TO DO:
Pull every line containing the word "icon" from the records.

[DATASET RECORDS]

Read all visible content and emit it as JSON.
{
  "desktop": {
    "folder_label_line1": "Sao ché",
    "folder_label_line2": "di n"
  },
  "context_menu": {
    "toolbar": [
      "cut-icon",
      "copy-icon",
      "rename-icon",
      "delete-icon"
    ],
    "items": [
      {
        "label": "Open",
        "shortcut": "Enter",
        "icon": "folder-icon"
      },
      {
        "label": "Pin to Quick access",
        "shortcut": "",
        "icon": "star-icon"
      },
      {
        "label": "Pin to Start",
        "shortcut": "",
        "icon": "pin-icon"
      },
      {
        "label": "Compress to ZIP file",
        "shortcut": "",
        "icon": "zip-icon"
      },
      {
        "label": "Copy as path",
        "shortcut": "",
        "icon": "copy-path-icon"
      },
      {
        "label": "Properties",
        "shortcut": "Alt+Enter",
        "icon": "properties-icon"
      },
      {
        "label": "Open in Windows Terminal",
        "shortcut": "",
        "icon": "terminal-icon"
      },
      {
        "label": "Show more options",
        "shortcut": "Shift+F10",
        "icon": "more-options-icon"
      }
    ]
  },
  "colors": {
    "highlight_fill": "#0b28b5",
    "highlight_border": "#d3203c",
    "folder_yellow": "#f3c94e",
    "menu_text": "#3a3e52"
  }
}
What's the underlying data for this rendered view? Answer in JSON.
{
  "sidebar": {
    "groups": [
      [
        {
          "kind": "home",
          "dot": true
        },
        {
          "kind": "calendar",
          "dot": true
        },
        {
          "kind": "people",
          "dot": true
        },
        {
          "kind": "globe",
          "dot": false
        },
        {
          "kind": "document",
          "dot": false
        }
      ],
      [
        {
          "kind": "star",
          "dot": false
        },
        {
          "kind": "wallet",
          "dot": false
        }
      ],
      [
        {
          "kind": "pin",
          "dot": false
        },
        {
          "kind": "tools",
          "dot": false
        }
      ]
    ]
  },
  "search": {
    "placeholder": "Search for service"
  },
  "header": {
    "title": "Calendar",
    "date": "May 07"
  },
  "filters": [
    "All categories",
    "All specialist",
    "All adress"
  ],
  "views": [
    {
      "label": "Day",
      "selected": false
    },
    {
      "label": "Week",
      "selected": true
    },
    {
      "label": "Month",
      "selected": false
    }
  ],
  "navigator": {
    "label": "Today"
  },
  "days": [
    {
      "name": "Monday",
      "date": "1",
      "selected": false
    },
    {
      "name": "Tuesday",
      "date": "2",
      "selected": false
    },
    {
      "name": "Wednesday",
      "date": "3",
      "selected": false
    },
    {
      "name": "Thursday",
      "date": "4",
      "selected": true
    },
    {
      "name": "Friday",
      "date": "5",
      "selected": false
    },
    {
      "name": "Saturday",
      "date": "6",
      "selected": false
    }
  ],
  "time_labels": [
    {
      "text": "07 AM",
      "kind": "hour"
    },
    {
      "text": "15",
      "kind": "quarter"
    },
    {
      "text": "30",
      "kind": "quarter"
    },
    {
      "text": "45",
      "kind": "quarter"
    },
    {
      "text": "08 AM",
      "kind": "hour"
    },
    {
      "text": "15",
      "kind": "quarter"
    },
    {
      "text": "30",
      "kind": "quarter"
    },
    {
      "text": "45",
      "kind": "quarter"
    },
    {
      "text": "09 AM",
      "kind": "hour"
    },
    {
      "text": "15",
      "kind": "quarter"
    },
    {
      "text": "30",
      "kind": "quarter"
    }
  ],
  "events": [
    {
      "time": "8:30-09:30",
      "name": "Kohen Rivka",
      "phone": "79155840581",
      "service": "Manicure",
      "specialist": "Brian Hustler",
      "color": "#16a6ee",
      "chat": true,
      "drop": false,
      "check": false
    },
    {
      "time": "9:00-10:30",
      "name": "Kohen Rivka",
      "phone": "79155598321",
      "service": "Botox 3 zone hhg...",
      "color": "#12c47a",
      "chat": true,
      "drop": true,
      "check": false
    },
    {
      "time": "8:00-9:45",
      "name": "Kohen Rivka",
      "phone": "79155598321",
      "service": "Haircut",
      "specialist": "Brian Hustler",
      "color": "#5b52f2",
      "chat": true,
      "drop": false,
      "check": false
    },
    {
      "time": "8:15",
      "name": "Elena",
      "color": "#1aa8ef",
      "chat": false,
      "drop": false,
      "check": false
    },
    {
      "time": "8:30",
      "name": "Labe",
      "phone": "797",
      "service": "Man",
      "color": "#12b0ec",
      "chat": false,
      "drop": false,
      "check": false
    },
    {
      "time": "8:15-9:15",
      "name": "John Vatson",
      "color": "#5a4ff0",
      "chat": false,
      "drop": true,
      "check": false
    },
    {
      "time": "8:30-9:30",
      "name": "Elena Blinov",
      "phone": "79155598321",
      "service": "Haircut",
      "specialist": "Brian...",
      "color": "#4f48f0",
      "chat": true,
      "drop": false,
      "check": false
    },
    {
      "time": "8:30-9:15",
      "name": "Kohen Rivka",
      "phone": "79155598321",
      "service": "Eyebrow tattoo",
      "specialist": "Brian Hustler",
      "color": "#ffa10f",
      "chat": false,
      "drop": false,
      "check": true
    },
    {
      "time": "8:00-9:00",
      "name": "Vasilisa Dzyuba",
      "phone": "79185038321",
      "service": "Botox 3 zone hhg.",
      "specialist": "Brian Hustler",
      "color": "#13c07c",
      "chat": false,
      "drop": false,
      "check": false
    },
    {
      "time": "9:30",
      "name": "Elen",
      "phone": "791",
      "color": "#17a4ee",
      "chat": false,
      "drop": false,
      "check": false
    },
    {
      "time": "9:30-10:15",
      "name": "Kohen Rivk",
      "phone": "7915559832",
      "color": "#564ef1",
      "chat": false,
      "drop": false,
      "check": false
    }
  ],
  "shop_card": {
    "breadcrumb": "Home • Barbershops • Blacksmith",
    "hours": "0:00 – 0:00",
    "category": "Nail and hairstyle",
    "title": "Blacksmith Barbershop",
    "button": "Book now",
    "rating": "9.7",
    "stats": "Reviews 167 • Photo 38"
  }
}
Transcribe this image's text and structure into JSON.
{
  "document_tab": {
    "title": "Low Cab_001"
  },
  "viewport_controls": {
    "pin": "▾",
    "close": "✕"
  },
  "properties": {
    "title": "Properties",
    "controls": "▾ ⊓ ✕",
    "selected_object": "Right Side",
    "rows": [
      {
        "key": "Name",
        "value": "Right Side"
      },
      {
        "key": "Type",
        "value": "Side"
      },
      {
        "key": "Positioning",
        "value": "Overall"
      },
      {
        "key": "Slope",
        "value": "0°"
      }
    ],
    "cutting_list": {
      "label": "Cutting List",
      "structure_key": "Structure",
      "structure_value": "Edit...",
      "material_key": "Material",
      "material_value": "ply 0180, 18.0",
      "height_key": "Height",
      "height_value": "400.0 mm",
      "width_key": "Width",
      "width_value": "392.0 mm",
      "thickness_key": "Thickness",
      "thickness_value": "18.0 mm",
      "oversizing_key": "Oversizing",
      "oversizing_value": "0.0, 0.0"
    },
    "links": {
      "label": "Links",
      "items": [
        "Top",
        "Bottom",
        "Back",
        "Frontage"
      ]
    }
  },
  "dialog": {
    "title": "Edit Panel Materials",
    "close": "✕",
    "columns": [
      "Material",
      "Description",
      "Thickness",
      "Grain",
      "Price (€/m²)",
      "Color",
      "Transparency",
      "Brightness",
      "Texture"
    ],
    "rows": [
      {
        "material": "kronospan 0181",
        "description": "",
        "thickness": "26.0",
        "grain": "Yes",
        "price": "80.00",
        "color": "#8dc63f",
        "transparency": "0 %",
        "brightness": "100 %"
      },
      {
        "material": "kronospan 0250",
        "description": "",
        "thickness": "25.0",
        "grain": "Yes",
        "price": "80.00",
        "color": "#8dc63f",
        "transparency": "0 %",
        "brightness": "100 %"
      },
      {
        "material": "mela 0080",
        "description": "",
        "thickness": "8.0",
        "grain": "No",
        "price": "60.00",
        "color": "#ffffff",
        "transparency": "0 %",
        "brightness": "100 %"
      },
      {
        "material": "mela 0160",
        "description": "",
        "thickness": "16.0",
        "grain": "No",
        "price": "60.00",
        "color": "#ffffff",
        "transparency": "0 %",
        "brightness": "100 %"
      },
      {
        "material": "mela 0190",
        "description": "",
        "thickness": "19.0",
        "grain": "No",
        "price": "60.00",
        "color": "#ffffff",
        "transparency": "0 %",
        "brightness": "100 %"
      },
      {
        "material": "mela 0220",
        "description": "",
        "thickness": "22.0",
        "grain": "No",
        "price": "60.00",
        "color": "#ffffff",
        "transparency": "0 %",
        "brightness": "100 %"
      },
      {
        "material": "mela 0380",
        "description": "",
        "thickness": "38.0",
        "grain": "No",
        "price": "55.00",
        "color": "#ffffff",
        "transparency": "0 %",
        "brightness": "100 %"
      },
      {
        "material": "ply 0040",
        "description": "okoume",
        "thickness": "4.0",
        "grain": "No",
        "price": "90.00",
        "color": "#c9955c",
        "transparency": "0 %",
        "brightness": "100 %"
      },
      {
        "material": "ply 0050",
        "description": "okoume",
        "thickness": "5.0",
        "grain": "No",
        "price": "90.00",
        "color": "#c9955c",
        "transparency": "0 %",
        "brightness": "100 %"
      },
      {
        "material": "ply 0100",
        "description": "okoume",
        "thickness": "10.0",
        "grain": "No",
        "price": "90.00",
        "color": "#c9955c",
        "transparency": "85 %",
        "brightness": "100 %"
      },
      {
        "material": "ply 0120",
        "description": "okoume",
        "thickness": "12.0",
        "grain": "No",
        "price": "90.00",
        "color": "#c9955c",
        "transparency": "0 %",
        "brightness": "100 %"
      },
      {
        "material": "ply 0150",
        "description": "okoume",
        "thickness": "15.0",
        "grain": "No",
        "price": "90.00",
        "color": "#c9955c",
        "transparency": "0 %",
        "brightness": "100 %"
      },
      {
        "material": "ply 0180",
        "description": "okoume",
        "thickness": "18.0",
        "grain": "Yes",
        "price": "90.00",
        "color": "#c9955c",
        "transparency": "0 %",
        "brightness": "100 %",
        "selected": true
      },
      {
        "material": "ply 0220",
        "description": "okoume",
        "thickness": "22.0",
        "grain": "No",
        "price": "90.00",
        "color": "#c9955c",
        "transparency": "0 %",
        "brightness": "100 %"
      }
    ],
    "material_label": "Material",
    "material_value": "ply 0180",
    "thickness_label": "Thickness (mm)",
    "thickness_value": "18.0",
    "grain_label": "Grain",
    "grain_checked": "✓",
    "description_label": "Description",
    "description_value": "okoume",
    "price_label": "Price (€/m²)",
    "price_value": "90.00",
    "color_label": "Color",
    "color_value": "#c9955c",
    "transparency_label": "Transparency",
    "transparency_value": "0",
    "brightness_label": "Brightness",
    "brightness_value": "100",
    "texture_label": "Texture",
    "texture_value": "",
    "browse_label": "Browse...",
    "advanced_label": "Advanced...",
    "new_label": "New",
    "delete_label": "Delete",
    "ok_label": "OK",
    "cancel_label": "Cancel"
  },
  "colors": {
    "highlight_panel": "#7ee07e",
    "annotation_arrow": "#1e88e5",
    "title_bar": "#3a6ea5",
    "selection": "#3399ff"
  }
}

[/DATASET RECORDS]

RESPONSE TO THIS TASK:
      "cut-icon",
      "copy-icon",
      "rename-icon",
      "delete-icon"
        "icon": "folder-icon"
        "icon": "star-icon"
        "icon": "pin-icon"
        "icon": "zip-icon"
        "icon": "copy-path-icon"
        "icon": "properties-icon"
        "icon": "terminal-icon"
        "icon": "more-options-icon"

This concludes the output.